Excerpted data =>
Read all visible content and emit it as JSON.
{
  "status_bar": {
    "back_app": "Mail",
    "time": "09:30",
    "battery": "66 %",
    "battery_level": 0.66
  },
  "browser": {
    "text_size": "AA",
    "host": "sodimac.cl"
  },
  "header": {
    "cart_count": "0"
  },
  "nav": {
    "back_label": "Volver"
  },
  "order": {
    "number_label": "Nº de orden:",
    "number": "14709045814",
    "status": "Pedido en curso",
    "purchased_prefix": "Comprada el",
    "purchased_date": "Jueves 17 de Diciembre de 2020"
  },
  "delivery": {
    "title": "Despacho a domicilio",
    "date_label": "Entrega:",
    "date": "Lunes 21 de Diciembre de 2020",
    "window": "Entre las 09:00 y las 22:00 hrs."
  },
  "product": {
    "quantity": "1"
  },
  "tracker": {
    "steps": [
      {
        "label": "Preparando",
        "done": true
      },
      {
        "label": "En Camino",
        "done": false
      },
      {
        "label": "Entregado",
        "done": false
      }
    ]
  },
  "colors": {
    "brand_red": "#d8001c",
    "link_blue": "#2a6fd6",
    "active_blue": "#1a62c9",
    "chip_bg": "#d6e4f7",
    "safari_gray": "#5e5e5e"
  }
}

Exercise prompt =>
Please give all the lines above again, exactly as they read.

Response to this exercise =>
Read all visible content and emit it as JSON.
{
  "status_bar": {
    "back_app": "Mail",
    "time": "09:30",
    "battery": "66 %",
    "battery_level": 0.66
  },
  "browser": {
    "text_size": "AA",
    "host": "sodimac.cl"
  },
  "header": {
    "cart_count": "0"
  },
  "nav": {
    "back_label": "Volver"
  },
  "order": {
    "number_label": "Nº de orden:",
    "number": "14709045814",
    "status": "Pedido en curso",
    "purchased_prefix": "Comprada el",
    "purchased_date": "Jueves 17 de Diciembre de 2020"
  },
  "delivery": {
    "title": "Despacho a domicilio",
    "date_label": "Entrega:",
    "date": "Lunes 21 de Diciembre de 2020",
    "window": "Entre las 09:00 y las 22:00 hrs."
  },
  "product": {
    "quantity": "1"
  },
  "tracker": {
    "steps": [
      {
        "label": "Preparando",
        "done": true
      },
      {
        "label": "En Camino",
        "done": false
      },
      {
        "label": "Entregado",
        "done": false
      }
    ]
  },
  "colors": {
    "brand_red": "#d8001c",
    "link_blue": "#2a6fd6",
    "active_blue": "#1a62c9",
    "chip_bg": "#d6e4f7",
    "safari_gray": "#5e5e5e"
  }
}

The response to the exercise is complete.